Winter Holidays and Big Waves
Hawaiian winter is here again.
Holidays are here again.
Big wave surfing is here again.
I myself am not a big wave surfer and I don’t experience the thrill first hand. I have friends and acquaintances who are, and I enjoy hearing them describe both the daredevil thrill of riding big waves, and also the palpable tension in the air when a big-surf day is dawning on the North Shore. People who live near the water can hear the booming waves through the night and they well know that excitement is on the day’s menu.
What does this mean for normal people like you and me, people who enjoy cooling off in the water, who may want to enjoy some snorkeling or some small shorebreak body surfing, or who like to get their workout?
It’s usually pretty obvious what it means: It means be careful. It means ask people who are familiar with this kind of ocean for their advice about going in or near the ocean. In particular, it means ask Lifeguards for their advice. Often enough you’ll find out that the answer is “Hey, don’t go in the ocean today.” Sometimes, depending on the angle of the incoming swells, there are corners and coves that seem to be protected from the direct swell. But even in these areas, the surrounding water activity may be setting up unseen rip currents that require some expertise to spot, and that can take you further out to sea than you might have wished for or expected.

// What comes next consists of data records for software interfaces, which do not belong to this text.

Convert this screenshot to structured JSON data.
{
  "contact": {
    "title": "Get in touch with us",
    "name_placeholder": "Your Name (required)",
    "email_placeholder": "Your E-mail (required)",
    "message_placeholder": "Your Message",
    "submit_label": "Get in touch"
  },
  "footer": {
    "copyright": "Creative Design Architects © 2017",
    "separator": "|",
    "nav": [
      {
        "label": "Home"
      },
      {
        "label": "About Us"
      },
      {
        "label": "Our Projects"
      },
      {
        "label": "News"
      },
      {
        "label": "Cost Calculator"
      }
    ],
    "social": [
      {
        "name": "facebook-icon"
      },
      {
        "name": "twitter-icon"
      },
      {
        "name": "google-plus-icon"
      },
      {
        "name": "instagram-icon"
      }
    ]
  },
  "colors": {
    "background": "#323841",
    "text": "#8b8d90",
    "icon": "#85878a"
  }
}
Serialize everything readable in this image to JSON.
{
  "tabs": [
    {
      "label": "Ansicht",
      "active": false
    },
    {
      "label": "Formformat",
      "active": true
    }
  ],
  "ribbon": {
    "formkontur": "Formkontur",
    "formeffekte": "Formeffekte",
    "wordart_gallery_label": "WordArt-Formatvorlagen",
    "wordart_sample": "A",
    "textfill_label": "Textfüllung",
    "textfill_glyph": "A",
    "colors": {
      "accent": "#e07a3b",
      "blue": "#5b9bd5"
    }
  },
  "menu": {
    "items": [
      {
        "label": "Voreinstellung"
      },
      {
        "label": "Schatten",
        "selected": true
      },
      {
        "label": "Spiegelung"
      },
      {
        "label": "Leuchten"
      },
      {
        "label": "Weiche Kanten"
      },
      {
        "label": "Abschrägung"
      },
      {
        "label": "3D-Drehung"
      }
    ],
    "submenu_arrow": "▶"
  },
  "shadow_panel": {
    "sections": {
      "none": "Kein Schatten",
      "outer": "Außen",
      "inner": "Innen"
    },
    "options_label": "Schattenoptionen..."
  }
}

Residents, especially those who have been through a few winters here, tend to be very aware of the conditions and of their own limitations. One glaring exception to this is that every now and then some youth will get into a “let’s play chicken” game on beaches where waves are booming. A couple of years ago there was such a game going on and one of the youth got swept far out to sea. Fortunately the young man at least had the local knowledge to stay calm, and our Lifeguards soon took their own risk in the huge rough ocean and arrived on-scene with their Jetski and they rescued the boy.
Visitors? This is a big challenge. Although guide books have become much better at putting critical safety information into their beach descriptions, unfortunately social media may not offer up any such information. A visitor might well log onto “beautiful Kauai north shore sites” and might see a gorgeous photo of Queens Bath, or of Lumahai, as examples. Along with directions of how to get there. Those of us who’ve been around for a few years know what can happen next, and the catastrophe affects us all.
This is where we all have to try and be “our brother’s (or sister’s) keeper.” We have to get in the habit of telling people to be careful, to ask Lifeguards for advice, to ask concierges for advice.
This is where we all have to try and be “our brother’s (or sister’s) keeper.” We have to get in the habit of telling people to be careful, to ask Lifeguards for advice, to ask concierges for advice. Very often the advice will be “don’t go in or near the water on the North Shore today. You need to drive to the South Side or Salt Pond if you want to go in the water.” Outfits like resort hotels, time share condo’s, B & B’s, need to be responsible and reach out with safety information. Our Kauai Lifeguard Association has to do it’s part to promote prevention programs such as safety videos, safety brochures in every room, rescue tube stations at beaches where there aren’t Lifeguards, etc. And our Lifeguards themselves are of course our #1preventer, logging well over 100,000 preventions every year.
If the past is an indicator, we will have people drown this winter. Even though we recently have been hearing about worldwide suffering on a massive scale (hurricanes, typhoons, mass shootings, refugees), one family’s suffering from an unexpected drowning is as devastating to that family as when we read about large numbers in newspaper articles. Any time and any way that we can avert one of these drownings is glorious. So, we need to be like our Junior Lifeguards: Since we live on an island, we need to learn safety principles that can save our selves and save our loved ones. And we also need to learn how to take care of our visitors, who after all are our island economy’s life-blood.
Very best wishes for a safe and happy Holiday Season.